Deer encounter a number of different predators depending on their habitat. Animal diversity in the wilderness exposes deer to a number of predators, including black bears, feral hogs, coyotes, wolves, bobcats and other larger, carnivorous animals. Deer living near humans face danger from hunters during hunting season.
In Southern Canada and several states in the United States, including Michigan, Virginia, South Carolina and Pennsylvania, the most common predators of white-tailed deer are coyotes, followed by bobcats. Coyotes that used to live primarily in the American West have extended their territory ranges and have moved eastward. Since then, coyotes have played a major role in reducing the deer population, as they specifically attack fawns born in spring.
Humans and their dog companions are two of the most adamant enemies of deer.
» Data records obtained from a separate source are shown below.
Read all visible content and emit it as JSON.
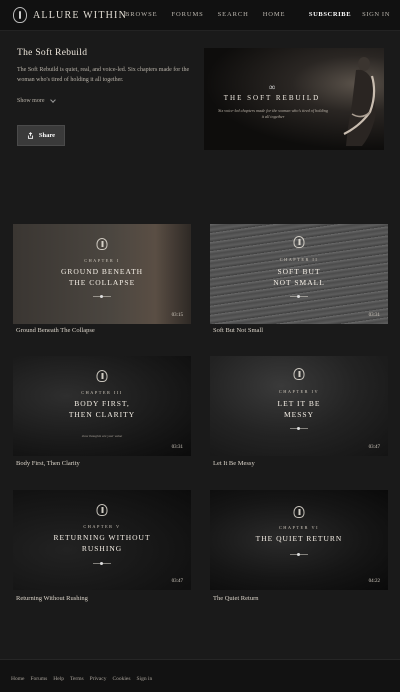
{
  "header": {
    "brand": "ALLURE WITHIN",
    "nav": [
      "BROWSE",
      "FORUMS",
      "SEARCH",
      "HOME"
    ],
    "subscribe": "SUBSCRIBE",
    "signin": "SIGN IN"
  },
  "intro": {
    "title": "The Soft Rebuild",
    "description": "The Soft Rebuild is quiet, real, and voice-led. Six chapters made for the woman who's tired of holding it all together.",
    "show_more": "Show more",
    "share": "Share"
  },
  "hero": {
    "symbol": "∞",
    "title": "THE SOFT REBUILD",
    "subtitle": "Six voice-led chapters made for the woman who's tired of holding it all together"
  },
  "chapters": [
    {
      "chapter": "CHAPTER I",
      "title_line1": "GROUND BENEATH",
      "title_line2": "THE COLLAPSE",
      "duration": "03:15",
      "label": "Ground Beneath The Collapse"
    },
    {
      "chapter": "CHAPTER II",
      "title_line1": "SOFT BUT",
      "title_line2": "NOT SMALL",
      "duration": "03:31",
      "label": "Soft But Not Small"
    },
    {
      "chapter": "CHAPTER III",
      "title_line1": "BODY FIRST,",
      "title_line2": "THEN CLARITY",
      "small": "slow thoughts are your value",
      "duration": "03:31",
      "label": "Body First, Then Clarity"
    },
    {
      "chapter": "CHAPTER IV",
      "title_line1": "LET IT BE",
      "title_line2": "MESSY",
      "duration": "03:47",
      "label": "Let It Be Messy"
    },
    {
      "chapter": "CHAPTER V",
      "title_line1": "RETURNING WITHOUT",
      "title_line2": "RUSHING",
      "duration": "03:47",
      "label": "Returning Without Rushing"
    },
    {
      "chapter": "CHAPTER VI",
      "title_line1": "THE QUIET RETURN",
      "title_line2": "",
      "duration": "04:22",
      "label": "The Quiet Return"
    }
  ],
  "footer": {
    "links": [
      "Home",
      "Forums",
      "Help",
      "Terms",
      "Privacy",
      "Cookies",
      "Sign in"
    ]
  },
  "colors": {
    "page_bg": "#1a1a1a",
    "header_bg": "#111111",
    "button_bg": "#3a3a3a"
  },
  "icons": [
    "allure-logo-icon",
    "chevron-down-icon",
    "share-icon",
    "chapter-emblem-icon"
  ]
}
The lack of natural predators to thin the vast red-deer population in most of the United States forces human interventions. Some states control the increasing deer numbers by culling hundreds of thousands of deer each year, while others introduce natural predators, such as wolves and bobcats, into places where deer hunters cannot reach. Increasing the number of culled deer and deer hunters, however, fail to impede the ever-growing deer population.